Every record is to be copied unchanged, except that its pictures are removed.

++++ Supplied data

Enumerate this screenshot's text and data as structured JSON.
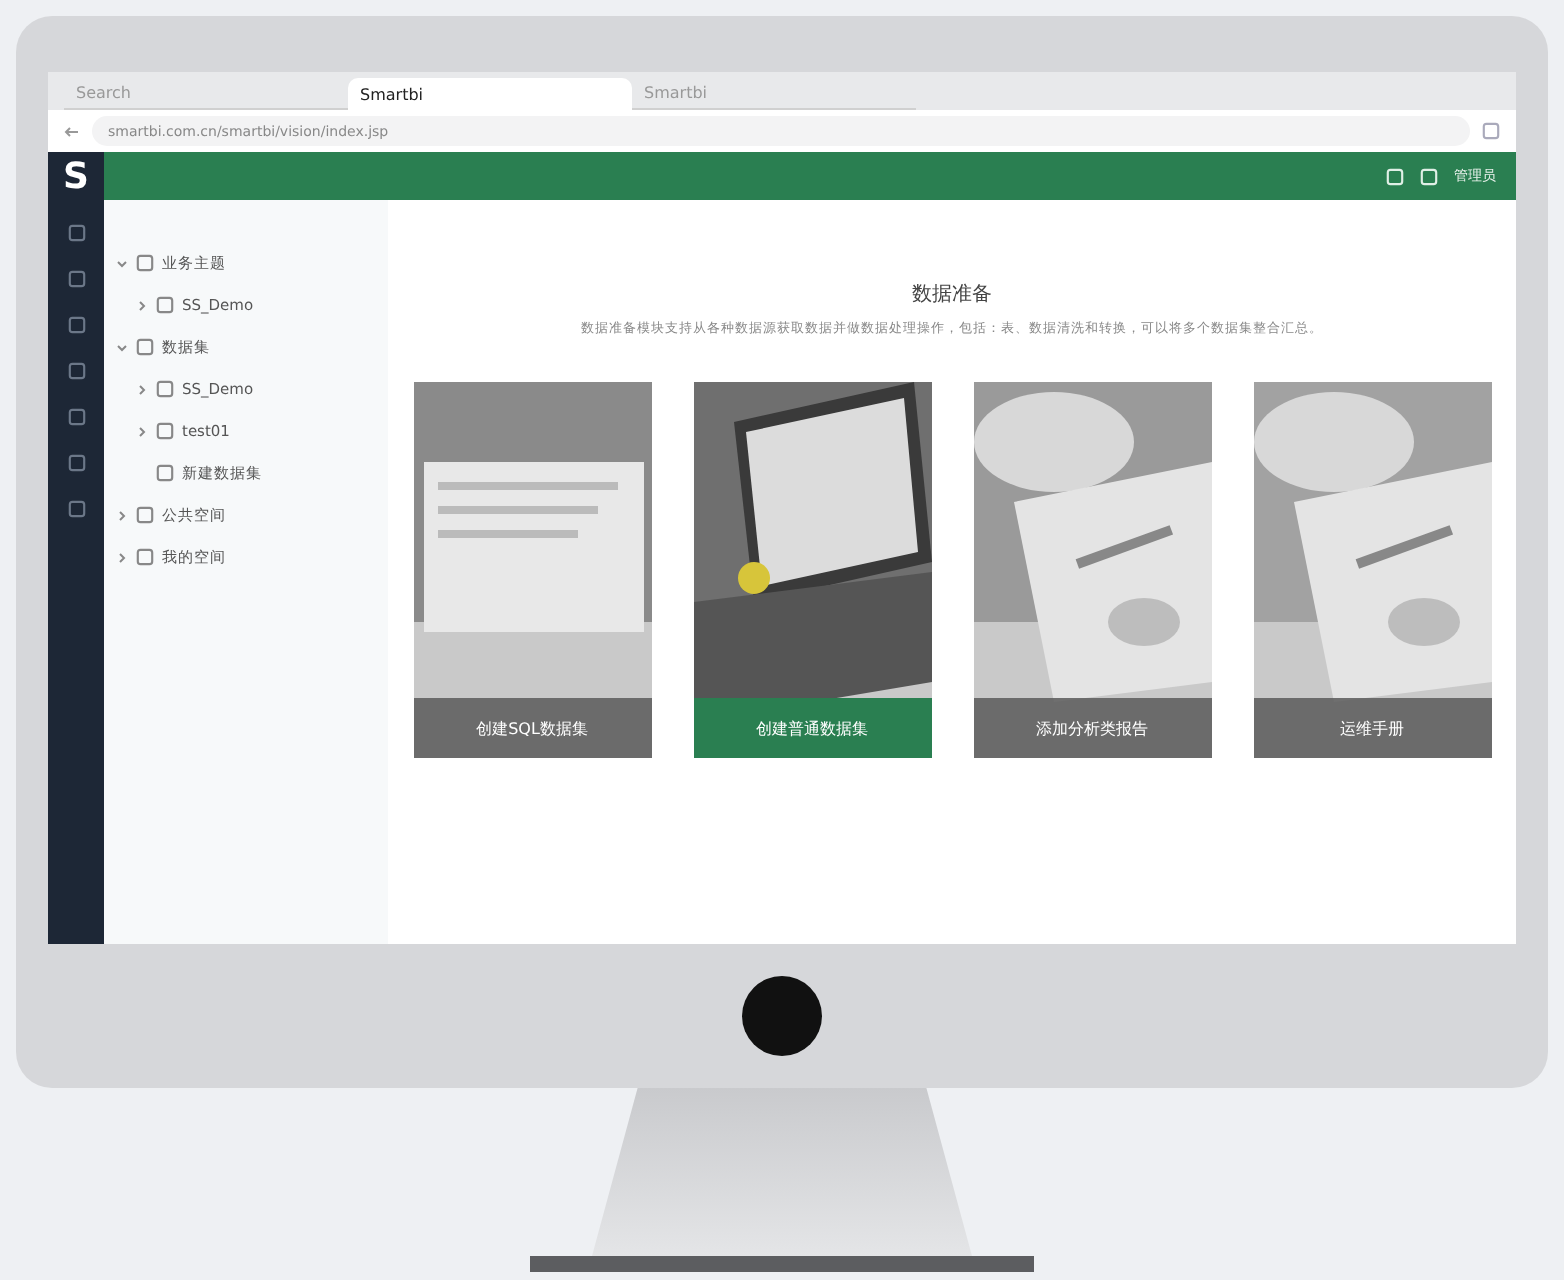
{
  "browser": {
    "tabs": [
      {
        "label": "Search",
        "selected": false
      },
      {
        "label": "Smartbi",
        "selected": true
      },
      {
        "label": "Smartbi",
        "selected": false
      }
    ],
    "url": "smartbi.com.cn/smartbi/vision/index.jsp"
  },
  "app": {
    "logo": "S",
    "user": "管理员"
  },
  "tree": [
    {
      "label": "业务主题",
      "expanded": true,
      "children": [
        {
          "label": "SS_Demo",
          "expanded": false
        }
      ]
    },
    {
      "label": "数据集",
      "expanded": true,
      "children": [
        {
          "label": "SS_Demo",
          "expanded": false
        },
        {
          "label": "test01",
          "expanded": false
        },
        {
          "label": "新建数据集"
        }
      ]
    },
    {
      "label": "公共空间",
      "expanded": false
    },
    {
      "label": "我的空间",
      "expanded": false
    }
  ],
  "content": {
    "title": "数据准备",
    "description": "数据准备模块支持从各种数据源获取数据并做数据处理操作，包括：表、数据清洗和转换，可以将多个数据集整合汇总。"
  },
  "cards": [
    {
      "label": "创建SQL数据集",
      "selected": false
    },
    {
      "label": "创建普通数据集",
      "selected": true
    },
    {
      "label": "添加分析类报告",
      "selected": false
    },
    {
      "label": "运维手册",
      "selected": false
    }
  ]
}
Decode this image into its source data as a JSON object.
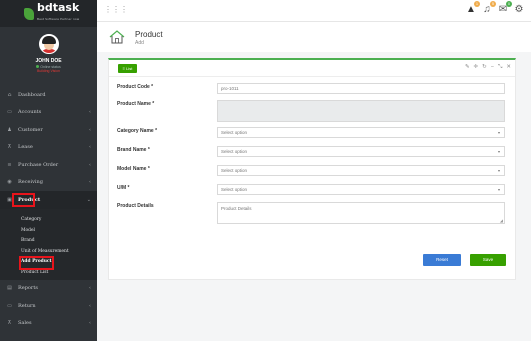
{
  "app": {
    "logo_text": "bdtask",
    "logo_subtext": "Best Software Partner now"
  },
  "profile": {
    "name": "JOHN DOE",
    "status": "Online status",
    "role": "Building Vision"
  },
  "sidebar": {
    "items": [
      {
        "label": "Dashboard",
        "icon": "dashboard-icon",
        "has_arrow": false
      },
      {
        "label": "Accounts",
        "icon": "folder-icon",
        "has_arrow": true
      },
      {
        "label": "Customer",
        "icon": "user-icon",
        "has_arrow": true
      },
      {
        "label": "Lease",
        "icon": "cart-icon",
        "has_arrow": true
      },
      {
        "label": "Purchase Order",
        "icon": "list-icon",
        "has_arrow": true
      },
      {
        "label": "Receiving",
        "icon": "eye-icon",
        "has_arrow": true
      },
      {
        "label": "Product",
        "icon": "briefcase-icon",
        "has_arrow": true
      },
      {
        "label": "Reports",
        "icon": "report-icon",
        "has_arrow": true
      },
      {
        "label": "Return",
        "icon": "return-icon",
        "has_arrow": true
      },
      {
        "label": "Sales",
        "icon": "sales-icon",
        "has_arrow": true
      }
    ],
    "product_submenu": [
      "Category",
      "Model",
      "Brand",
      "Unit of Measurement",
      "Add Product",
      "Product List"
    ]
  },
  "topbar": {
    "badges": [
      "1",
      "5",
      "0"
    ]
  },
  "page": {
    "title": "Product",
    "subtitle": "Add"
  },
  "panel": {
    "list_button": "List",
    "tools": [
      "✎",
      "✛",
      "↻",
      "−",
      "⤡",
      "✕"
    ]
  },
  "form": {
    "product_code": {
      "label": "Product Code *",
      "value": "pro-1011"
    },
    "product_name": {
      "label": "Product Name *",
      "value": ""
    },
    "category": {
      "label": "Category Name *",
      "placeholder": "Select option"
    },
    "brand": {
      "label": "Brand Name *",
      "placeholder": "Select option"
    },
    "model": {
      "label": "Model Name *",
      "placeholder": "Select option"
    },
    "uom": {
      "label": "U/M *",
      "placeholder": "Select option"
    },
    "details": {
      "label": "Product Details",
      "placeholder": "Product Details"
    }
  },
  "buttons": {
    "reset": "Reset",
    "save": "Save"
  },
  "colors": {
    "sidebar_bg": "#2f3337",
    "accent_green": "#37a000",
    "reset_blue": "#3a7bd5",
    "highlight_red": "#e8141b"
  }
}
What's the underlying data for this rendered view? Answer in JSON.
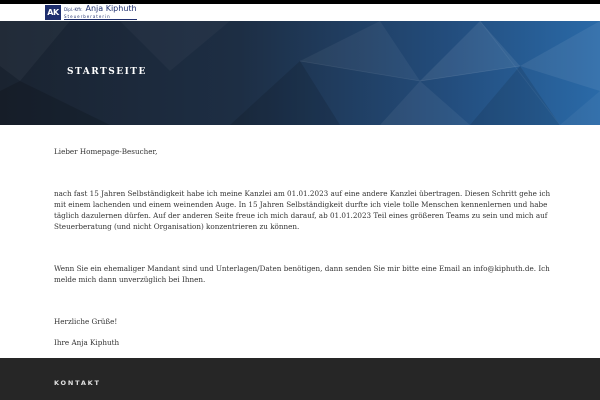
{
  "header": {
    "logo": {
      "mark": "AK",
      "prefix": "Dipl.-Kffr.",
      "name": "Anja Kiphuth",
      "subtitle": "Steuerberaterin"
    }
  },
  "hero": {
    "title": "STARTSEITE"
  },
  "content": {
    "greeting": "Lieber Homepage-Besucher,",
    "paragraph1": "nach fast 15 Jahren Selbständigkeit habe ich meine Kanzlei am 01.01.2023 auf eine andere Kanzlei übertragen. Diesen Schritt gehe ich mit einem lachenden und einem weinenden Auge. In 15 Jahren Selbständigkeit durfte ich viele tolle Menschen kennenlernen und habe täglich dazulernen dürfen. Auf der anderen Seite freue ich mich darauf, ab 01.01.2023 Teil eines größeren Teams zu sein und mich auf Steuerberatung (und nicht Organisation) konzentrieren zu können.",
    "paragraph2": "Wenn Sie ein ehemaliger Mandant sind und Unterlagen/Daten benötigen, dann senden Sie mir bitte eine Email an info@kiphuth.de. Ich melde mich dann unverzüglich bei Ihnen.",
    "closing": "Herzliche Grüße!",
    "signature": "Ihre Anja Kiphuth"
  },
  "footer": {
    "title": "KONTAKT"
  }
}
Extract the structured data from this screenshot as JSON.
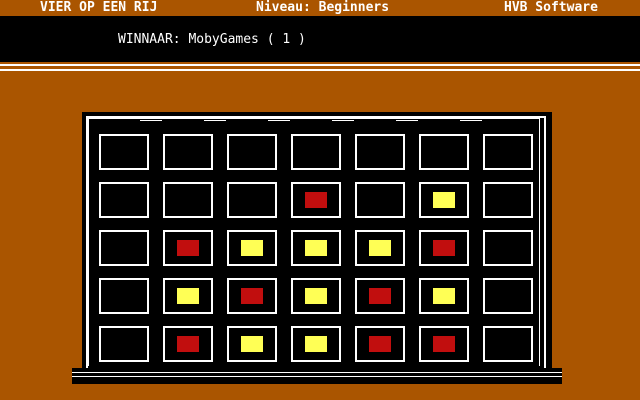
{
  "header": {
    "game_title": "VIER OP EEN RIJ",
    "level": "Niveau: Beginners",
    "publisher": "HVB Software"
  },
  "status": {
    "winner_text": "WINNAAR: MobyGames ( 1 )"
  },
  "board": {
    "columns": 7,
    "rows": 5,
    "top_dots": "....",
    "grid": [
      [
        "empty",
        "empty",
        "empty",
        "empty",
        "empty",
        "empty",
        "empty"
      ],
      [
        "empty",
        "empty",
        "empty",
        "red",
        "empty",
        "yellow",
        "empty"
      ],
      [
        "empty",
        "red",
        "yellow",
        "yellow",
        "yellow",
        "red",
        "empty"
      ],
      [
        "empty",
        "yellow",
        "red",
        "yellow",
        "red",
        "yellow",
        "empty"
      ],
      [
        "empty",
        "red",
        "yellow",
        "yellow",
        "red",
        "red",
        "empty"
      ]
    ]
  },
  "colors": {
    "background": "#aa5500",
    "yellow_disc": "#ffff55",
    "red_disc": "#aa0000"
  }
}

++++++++

Solution to this problem ->
Enumerate this screenshot's text and data as structured JSON.
{
  "browser": {
    "tabs": [
      {
        "label": "Search",
        "selected": false
      },
      {
        "label": "Smartbi",
        "selected": true
      },
      {
        "label": "Smartbi",
        "selected": false
      }
    ],
    "url": "smartbi.com.cn/smartbi/vision/index.jsp"
  },
  "app": {
    "logo": "S",
    "user": "管理员"
  },
  "tree": [
    {
      "label": "业务主题",
      "expanded": true,
      "children": [
        {
          "label": "SS_Demo",
          "expanded": false
        }
      ]
    },
    {
      "label": "数据集",
      "expanded": true,
      "children": [
        {
          "label": "SS_Demo",
          "expanded": false
        },
        {
          "label": "test01",
          "expanded": false
        },
        {
          "label": "新建数据集"
        }
      ]
    },
    {
      "label": "公共空间",
      "expanded": false
    },
    {
      "label": "我的空间",
      "expanded": false
    }
  ],
  "content": {
    "title": "数据准备",
    "description": "数据准备模块支持从各种数据源获取数据并做数据处理操作，包括：表、数据清洗和转换，可以将多个数据集整合汇总。"
  },
  "cards": [
    {
      "label": "创建SQL数据集",
      "selected": false
    },
    {
      "label": "创建普通数据集",
      "selected": true
    },
    {
      "label": "添加分析类报告",
      "selected": false
    },
    {
      "label": "运维手册",
      "selected": false
    }
  ]
}
Decode this image into its source data as a JSON object.
{
  "app": {
    "logo_text": "bdtask",
    "logo_subtext": "Best Software Partner now"
  },
  "profile": {
    "name": "JOHN DOE",
    "status": "Online status",
    "role": "Building Vision"
  },
  "sidebar": {
    "items": [
      {
        "label": "Dashboard",
        "icon": "dashboard-icon",
        "has_arrow": false
      },
      {
        "label": "Accounts",
        "icon": "folder-icon",
        "has_arrow": true
      },
      {
        "label": "Customer",
        "icon": "user-icon",
        "has_arrow": true
      },
      {
        "label": "Lease",
        "icon": "cart-icon",
        "has_arrow": true
      },
      {
        "label": "Purchase Order",
        "icon": "list-icon",
        "has_arrow": true
      },
      {
        "label": "Receiving",
        "icon": "eye-icon",
        "has_arrow": true
      },
      {
        "label": "Product",
        "icon": "briefcase-icon",
        "has_arrow": true
      },
      {
        "label": "Reports",
        "icon": "report-icon",
        "has_arrow": true
      },
      {
        "label": "Return",
        "icon": "return-icon",
        "has_arrow": true
      },
      {
        "label": "Sales",
        "icon": "sales-icon",
        "has_arrow": true
      }
    ],
    "product_submenu": [
      "Category",
      "Model",
      "Brand",
      "Unit of Measurement",
      "Add Product",
      "Product List"
    ]
  },
  "topbar": {
    "badges": [
      "1",
      "5",
      "0"
    ]
  },
  "page": {
    "title": "Product",
    "subtitle": "Add"
  },
  "panel": {
    "list_button": "List",
    "tools": [
      "✎",
      "✛",
      "↻",
      "−",
      "⤡",
      "✕"
    ]
  },
  "form": {
    "product_code": {
      "label": "Product Code *",
      "value": "pro-1011"
    },
    "product_name": {
      "label": "Product Name *",
      "value": ""
    },
    "category": {
      "label": "Category Name *",
      "placeholder": "Select option"
    },
    "brand": {
      "label": "Brand Name *",
      "placeholder": "Select option"
    },
    "model": {
      "label": "Model Name *",
      "placeholder": "Select option"
    },
    "uom": {
      "label": "U/M *",
      "placeholder": "Select option"
    },
    "details": {
      "label": "Product Details",
      "placeholder": "Product Details"
    }
  },
  "buttons": {
    "reset": "Reset",
    "save": "Save"
  },
  "colors": {
    "sidebar_bg": "#2f3337",
    "accent_green": "#37a000",
    "reset_blue": "#3a7bd5",
    "highlight_red": "#e8141b"
  }
}
What's the underlying data for this rendered view? Answer in JSON.
{
  "header": {
    "logo": {
      "mark": "AK",
      "prefix": "Dipl.-Kffr.",
      "name": "Anja Kiphuth",
      "subtitle": "Steuerberaterin"
    }
  },
  "hero": {
    "title": "STARTSEITE"
  },
  "content": {
    "greeting": "Lieber Homepage-Besucher,",
    "paragraph1": "nach fast 15 Jahren Selbständigkeit habe ich meine Kanzlei am 01.01.2023 auf eine andere Kanzlei übertragen. Diesen Schritt gehe ich mit einem lachenden und einem weinenden Auge. In 15 Jahren Selbständigkeit durfte ich viele tolle Menschen kennenlernen und habe täglich dazulernen dürfen. Auf der anderen Seite freue ich mich darauf, ab 01.01.2023 Teil eines größeren Teams zu sein und mich auf Steuerberatung (und nicht Organisation) konzentrieren zu können.",
    "paragraph2": "Wenn Sie ein ehemaliger Mandant sind und Unterlagen/Daten benötigen, dann senden Sie mir bitte eine Email an info@kiphuth.de. Ich melde mich dann unverzüglich bei Ihnen.",
    "closing": "Herzliche Grüße!",
    "signature": "Ihre Anja Kiphuth"
  },
  "footer": {
    "title": "KONTAKT"
  }
}
Extract the structured data from this screenshot as JSON.
{
  "header": {
    "game_title": "VIER OP EEN RIJ",
    "level": "Niveau: Beginners",
    "publisher": "HVB Software"
  },
  "status": {
    "winner_text": "WINNAAR: MobyGames ( 1 )"
  },
  "board": {
    "columns": 7,
    "rows": 5,
    "top_dots": "....",
    "grid": [
      [
        "empty",
        "empty",
        "empty",
        "empty",
        "empty",
        "empty",
        "empty"
      ],
      [
        "empty",
        "empty",
        "empty",
        "red",
        "empty",
        "yellow",
        "empty"
      ],
      [
        "empty",
        "red",
        "yellow",
        "yellow",
        "yellow",
        "red",
        "empty"
      ],
      [
        "empty",
        "yellow",
        "red",
        "yellow",
        "red",
        "yellow",
        "empty"
      ],
      [
        "empty",
        "red",
        "yellow",
        "yellow",
        "red",
        "red",
        "empty"
      ]
    ]
  },
  "colors": {
    "background": "#aa5500",
    "yellow_disc": "#ffff55",
    "red_disc": "#aa0000"
  }
}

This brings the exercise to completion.